The Washington Post recently published a fascinating article called Why outbreaks like Coronavirus spread exponentially, and how to “flatten the curve.” Karin and I have looked at it in more depth and hope you will take the time to see the excellent simulations included. They illustrate the rate of transmission of the virus and how social distancing affects that rate.
What I would like for you to consider is the idea of combining two of the four strategies shown in the simulations for slowing virus transmission. Nature Towns offers the ability to quarantine residents but at the scale of 3,000 people (the self-reliant village). Within that community, individuals and families can exercise even greater social distancing. See the section below the photo.
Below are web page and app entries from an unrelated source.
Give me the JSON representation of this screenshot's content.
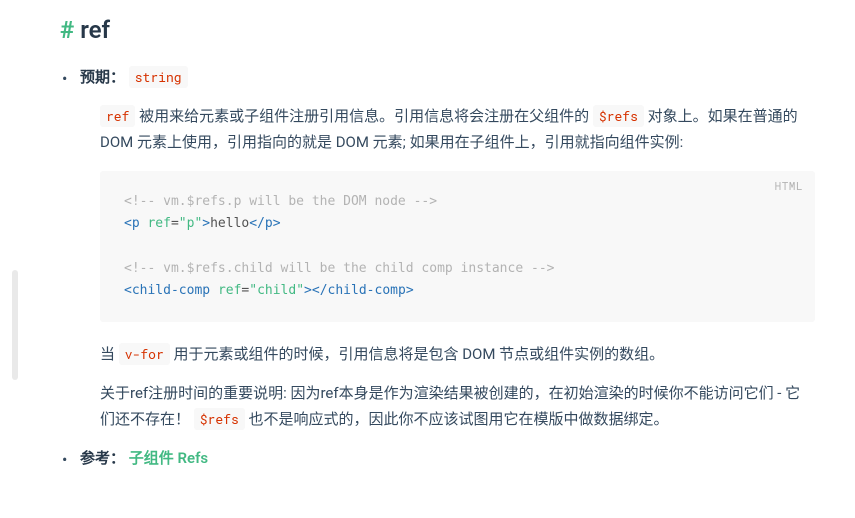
{
  "heading": {
    "hash": "#",
    "text": "ref"
  },
  "li_expected": {
    "label": "预期：",
    "type": "string"
  },
  "desc1": {
    "code1": "ref",
    "t1": " 被用来给元素或子组件注册引用信息。引用信息将会注册在父组件的 ",
    "code2": "$refs",
    "t2": " 对象上。如果在普通的 DOM 元素上使用，引用指向的就是 DOM 元素; 如果用在子组件上，引用就指向组件实例:"
  },
  "codeblock": {
    "lang": "HTML",
    "l1": {
      "raw": "<!-- vm.$refs.p will be the DOM node -->"
    },
    "l2": {
      "o1": "<",
      "t1": "p",
      "sp": " ",
      "a1": "ref",
      "eq": "=",
      "q": "\"",
      "v": "p",
      "c1": ">",
      "tx": "hello",
      "o2": "</",
      "t2": "p",
      "c2": ">"
    },
    "l3": {
      "raw": "<!-- vm.$refs.child will be the child comp instance -->"
    },
    "l4": {
      "o1": "<",
      "t1": "child-comp",
      "sp": " ",
      "a1": "ref",
      "eq": "=",
      "q": "\"",
      "v": "child",
      "c1": ">",
      "o2": "</",
      "t2": "child-comp",
      "c2": ">"
    }
  },
  "desc2": {
    "t1": "当 ",
    "code1": "v-for",
    "t2": " 用于元素或组件的时候，引用信息将是包含 DOM 节点或组件实例的数组。"
  },
  "desc3": {
    "t1": "关于ref注册时间的重要说明: 因为ref本身是作为渲染结果被创建的，在初始渲染的时候你不能访问它们 - 它们还不存在！ ",
    "code1": "$refs",
    "t2": " 也不是响应式的，因此你不应该试图用它在模版中做数据绑定。"
  },
  "li_see": {
    "label": "参考：",
    "link": "子组件 Refs"
  }
}
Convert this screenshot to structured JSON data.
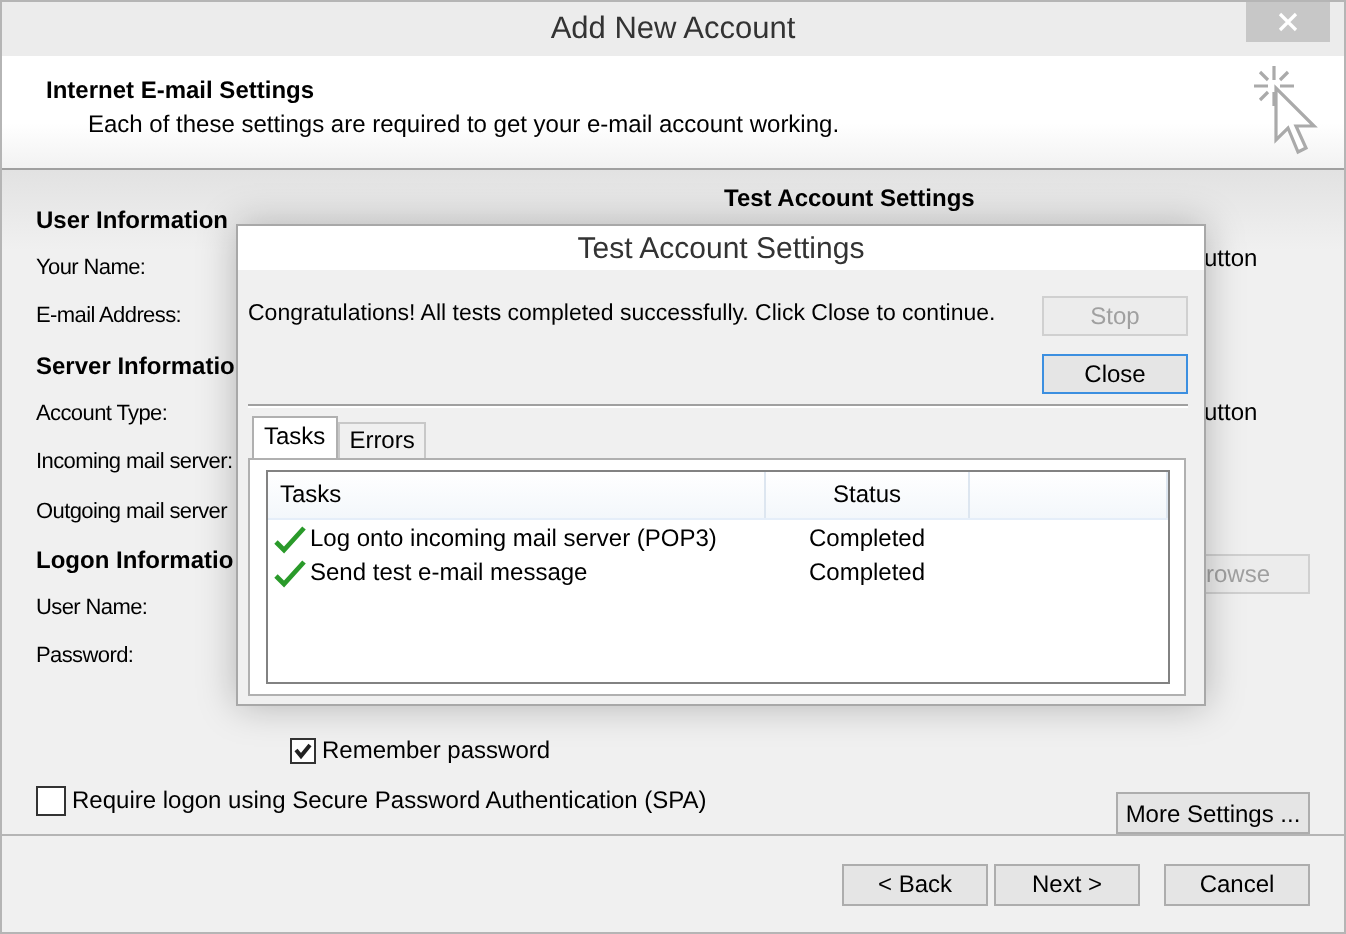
{
  "window": {
    "title": "Add New Account"
  },
  "header": {
    "title": "Internet E-mail Settings",
    "subtitle": "Each of these settings are required to get your e-mail account working."
  },
  "sections": [
    {
      "heading": "User Information",
      "labels": [
        "Your Name:",
        "E-mail Address:"
      ]
    },
    {
      "heading": "Server Informatio",
      "labels": [
        "Account Type:",
        "Incoming mail server:",
        "Outgoing mail server"
      ]
    },
    {
      "heading": "Logon Informatio",
      "labels": [
        "User Name:",
        "Password:"
      ]
    }
  ],
  "test_settings": {
    "heading": "Test Account Settings",
    "texts": [
      "utton",
      "utton"
    ],
    "browse_button": "rowse"
  },
  "remember_password": {
    "label": "Remember password",
    "checked": true
  },
  "spa": {
    "label": "Require logon using Secure Password Authentication (SPA)",
    "checked": false
  },
  "more_settings_button": "More Settings ...",
  "footer_buttons": [
    "< Back",
    "Next >",
    "Cancel"
  ],
  "dialog": {
    "title": "Test Account Settings",
    "message": "Congratulations! All tests completed successfully. Click Close to continue.",
    "buttons": [
      {
        "label": "Stop",
        "disabled": true,
        "default": false
      },
      {
        "label": "Close",
        "disabled": false,
        "default": true
      }
    ],
    "tabs": [
      {
        "label": "Tasks",
        "selected": true
      },
      {
        "label": "Errors",
        "selected": false
      }
    ],
    "table": {
      "columns": [
        "Tasks",
        "Status"
      ],
      "rows": [
        {
          "task": "Log onto incoming mail server (POP3)",
          "status": "Completed",
          "done": true
        },
        {
          "task": "Send test e-mail message",
          "status": "Completed",
          "done": true
        }
      ]
    }
  }
}
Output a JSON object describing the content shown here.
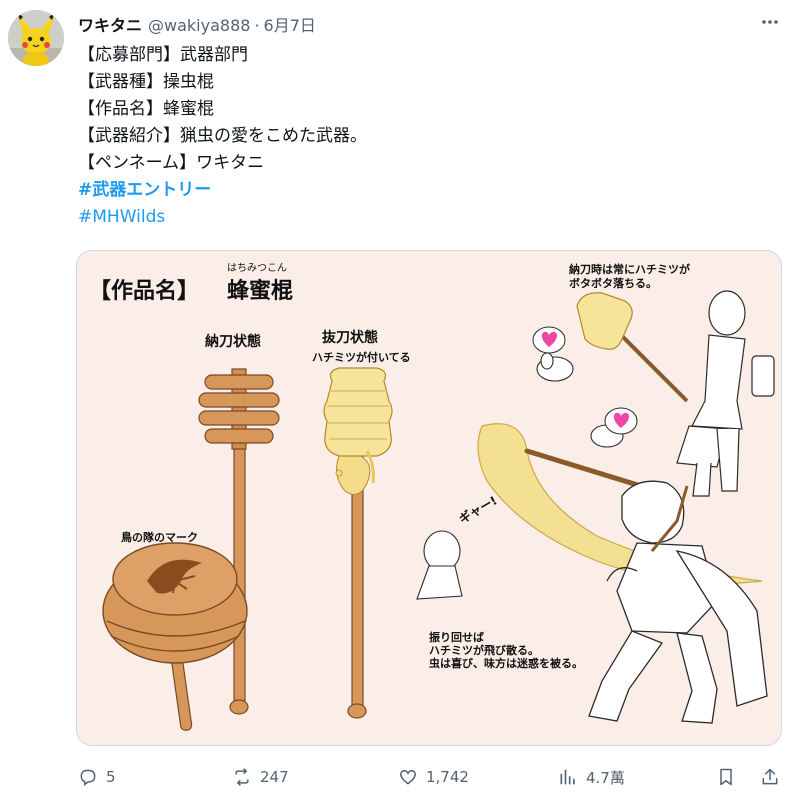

One of the problems we are noticing is how reliant we are on fresh staples such as salad, eggs, veggies, etc. You can stockpile a lot of other foods, but when you have to go to the store for fresh items, you become exposed to the air handler in that building, and thus everyone currently in there with you, and possibly to anyone who has been there in the 3-6 hours prior to your visit (depending on how long it takes the HVAC system to fully circulate the air).
One of our personal measures in this strange time of pandemic is a farmers’ market. Staying outdoors in the fresh air and buying directly from the farmers can be one of the greatest ways to meet your needs for healthy food, keep the local economy afloat, and comply with ‘social distancing’. Check out our local Barton Creek Farmers Market Facebook page for the latest updates.
Less risk by combining tactics
So, given a longer period of social distancing, what are we to do? Nature Towns will have on-site food production and a defined perimeter, and overall, a much higher level of self-reliance than any other community. In a 320-acre Nature Towns community of 3000 people, there would be 3,600 square feet, or a space of 60′ x 60′, for each person, available in the green infrastructure. No crowding in this outdoor space!
Thus, could we reasonably expect to follow the second simulation, that of a voluntary quarantine from the outside community (which is never perfect or impermeable, as the simulation points out), and combine it with the third scenario, in which just 1 out of every 4 people is moving about?
Personally, I am really intrigued by those graphics and I hope to find the online resources that we can use to model the Nature Towns effect more closely. If you have some free time and can help locate those websites, please let me know.